**Task to carry out:**
All lines in the records that carry the string "avatar" are to be shown.

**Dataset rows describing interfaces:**
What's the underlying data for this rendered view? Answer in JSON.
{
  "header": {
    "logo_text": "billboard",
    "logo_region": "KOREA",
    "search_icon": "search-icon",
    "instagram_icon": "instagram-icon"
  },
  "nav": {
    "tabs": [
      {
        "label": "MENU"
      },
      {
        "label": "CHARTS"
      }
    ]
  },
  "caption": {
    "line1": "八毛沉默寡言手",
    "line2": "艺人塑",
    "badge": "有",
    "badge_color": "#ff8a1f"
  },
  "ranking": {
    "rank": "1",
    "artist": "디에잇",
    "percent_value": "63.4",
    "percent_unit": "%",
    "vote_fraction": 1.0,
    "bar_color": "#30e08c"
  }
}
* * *
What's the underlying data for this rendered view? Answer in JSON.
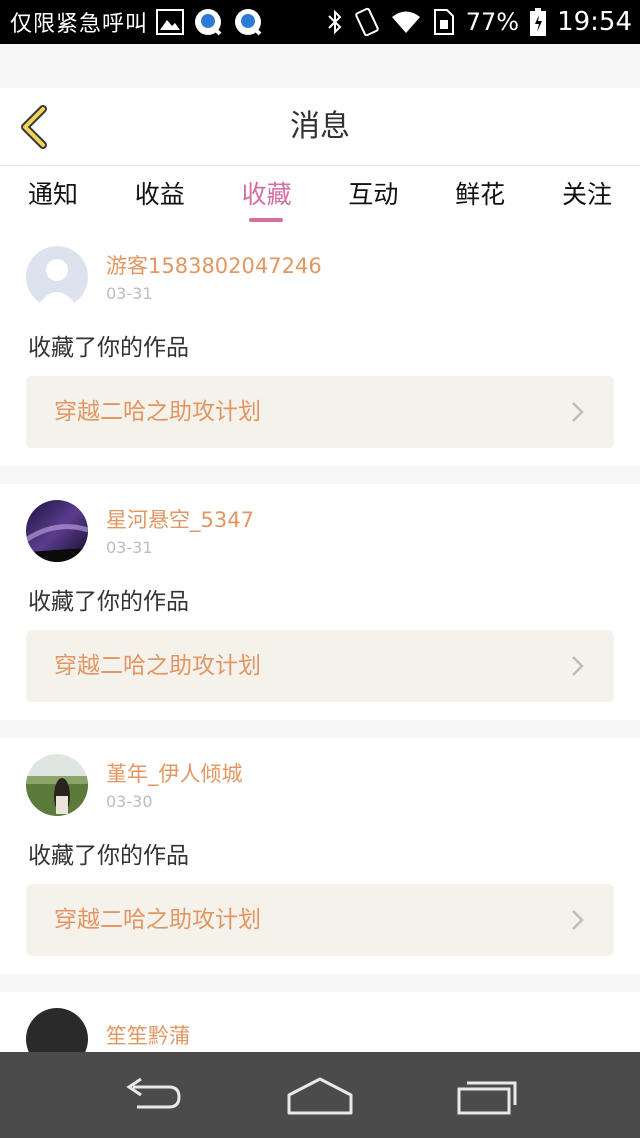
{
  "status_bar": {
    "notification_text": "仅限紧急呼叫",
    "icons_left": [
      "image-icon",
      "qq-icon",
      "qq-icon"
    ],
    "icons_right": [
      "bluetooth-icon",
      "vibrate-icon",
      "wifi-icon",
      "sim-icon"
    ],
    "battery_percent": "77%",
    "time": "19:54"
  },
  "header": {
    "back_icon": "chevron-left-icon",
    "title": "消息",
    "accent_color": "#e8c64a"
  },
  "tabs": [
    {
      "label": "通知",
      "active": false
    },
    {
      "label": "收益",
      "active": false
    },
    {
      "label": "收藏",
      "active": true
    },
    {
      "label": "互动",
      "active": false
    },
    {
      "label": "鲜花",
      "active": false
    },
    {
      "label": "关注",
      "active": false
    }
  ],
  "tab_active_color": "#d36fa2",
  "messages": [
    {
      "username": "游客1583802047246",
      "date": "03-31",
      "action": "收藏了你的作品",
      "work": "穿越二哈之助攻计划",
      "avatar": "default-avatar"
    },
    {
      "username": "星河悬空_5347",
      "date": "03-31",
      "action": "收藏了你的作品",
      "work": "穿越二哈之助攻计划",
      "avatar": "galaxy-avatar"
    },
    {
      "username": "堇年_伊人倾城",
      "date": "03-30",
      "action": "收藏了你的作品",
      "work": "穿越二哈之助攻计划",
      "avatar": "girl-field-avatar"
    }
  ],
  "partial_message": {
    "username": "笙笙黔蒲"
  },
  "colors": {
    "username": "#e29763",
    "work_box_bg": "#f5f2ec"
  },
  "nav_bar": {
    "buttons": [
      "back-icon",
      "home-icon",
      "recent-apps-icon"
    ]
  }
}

**Response box:**
      "avatar": "default-avatar"
      "avatar": "galaxy-avatar"
      "avatar": "girl-field-avatar"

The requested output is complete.